The idea that happiness leads to a longer, healthier life is moving from folklore to fact. As evidence accumulates, scientists search for the ways that being a happy person causes better health. Now comes evidence that happy people are more likely to exercise - a behavior known to improve physical health.
It's a finding drawn from a study by a team of researchers including Lauren Smith, MS and John Ruiz, Ph.D. at the University of North Texas and Heidi Hamann, Ph.D. at the University of Texas Southwestern Medical Center.
The study involved 276 college students who completed questionnaires about their personality and exercise habits. After filling out questionnaires, students' use of the university's on-campus gym was monitored for nine months through student ID card swipes on entry turnstiles. Results indicate that happier individuals not only reported exercising more but also entered the gym more frequently over the nine month follow-up. The findings were presented in March at the American Psychosomatic Society meeting in San Antonio, Texas where they received a meritorious citation.

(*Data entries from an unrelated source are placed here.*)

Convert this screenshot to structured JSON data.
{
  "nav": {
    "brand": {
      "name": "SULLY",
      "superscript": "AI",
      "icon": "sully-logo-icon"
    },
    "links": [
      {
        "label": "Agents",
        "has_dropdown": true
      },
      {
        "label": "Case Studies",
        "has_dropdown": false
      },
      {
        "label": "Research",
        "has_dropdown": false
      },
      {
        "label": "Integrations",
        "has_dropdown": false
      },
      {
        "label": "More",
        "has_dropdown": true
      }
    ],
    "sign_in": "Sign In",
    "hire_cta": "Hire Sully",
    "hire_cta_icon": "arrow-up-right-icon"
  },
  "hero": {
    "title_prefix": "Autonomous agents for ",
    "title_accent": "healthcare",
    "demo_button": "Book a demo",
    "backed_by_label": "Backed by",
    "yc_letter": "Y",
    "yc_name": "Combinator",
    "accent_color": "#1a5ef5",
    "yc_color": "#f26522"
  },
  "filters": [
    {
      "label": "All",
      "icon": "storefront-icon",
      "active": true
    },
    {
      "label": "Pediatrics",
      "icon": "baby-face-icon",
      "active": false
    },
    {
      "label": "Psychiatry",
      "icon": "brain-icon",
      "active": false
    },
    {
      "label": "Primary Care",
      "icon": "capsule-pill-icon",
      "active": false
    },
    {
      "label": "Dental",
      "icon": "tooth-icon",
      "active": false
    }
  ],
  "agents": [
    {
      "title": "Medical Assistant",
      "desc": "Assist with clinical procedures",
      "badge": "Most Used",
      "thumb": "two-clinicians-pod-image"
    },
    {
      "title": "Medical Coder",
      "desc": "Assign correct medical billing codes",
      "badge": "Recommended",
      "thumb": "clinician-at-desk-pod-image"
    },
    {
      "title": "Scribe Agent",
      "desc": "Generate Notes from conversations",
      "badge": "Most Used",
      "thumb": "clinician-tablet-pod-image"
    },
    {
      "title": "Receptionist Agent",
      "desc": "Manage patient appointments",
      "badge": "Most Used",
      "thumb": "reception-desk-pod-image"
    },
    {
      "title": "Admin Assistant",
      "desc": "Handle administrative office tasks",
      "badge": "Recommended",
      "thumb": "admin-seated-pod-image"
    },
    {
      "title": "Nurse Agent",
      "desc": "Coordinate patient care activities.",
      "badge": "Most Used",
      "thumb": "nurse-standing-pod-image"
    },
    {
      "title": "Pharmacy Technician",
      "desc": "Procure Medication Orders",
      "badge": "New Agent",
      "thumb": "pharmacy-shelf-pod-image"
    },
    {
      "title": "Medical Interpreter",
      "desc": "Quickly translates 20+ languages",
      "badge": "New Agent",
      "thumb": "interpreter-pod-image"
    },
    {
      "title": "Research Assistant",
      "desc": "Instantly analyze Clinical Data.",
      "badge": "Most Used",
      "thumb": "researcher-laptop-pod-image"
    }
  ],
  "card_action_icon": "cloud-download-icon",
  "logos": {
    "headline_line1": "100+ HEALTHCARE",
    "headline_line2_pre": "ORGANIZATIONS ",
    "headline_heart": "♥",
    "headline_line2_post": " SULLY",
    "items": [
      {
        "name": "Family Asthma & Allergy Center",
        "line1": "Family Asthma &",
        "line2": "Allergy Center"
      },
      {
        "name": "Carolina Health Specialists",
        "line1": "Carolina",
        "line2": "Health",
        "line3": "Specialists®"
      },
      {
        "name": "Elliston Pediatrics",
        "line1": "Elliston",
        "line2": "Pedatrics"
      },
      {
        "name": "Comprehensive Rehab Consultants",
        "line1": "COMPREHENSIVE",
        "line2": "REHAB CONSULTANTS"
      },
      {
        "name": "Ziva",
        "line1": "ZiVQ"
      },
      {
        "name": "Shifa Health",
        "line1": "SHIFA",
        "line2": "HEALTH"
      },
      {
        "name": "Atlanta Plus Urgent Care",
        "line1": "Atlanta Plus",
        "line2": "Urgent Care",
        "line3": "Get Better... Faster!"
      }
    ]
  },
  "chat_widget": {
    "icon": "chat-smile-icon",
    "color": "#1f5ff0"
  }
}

"We've known for some time that happy people report their behaviors in a more positive light but this is some of the first objective evidence that they also engage in more positive health behaviors," Smith said. Ruiz adds that "it appears happy people not only engage in fewer health-damaging behaviors like smoking, but they are also more likely to engage in health-promoting behaviors." Such findings may help explain why positive people experience better health than people who are simply not negative.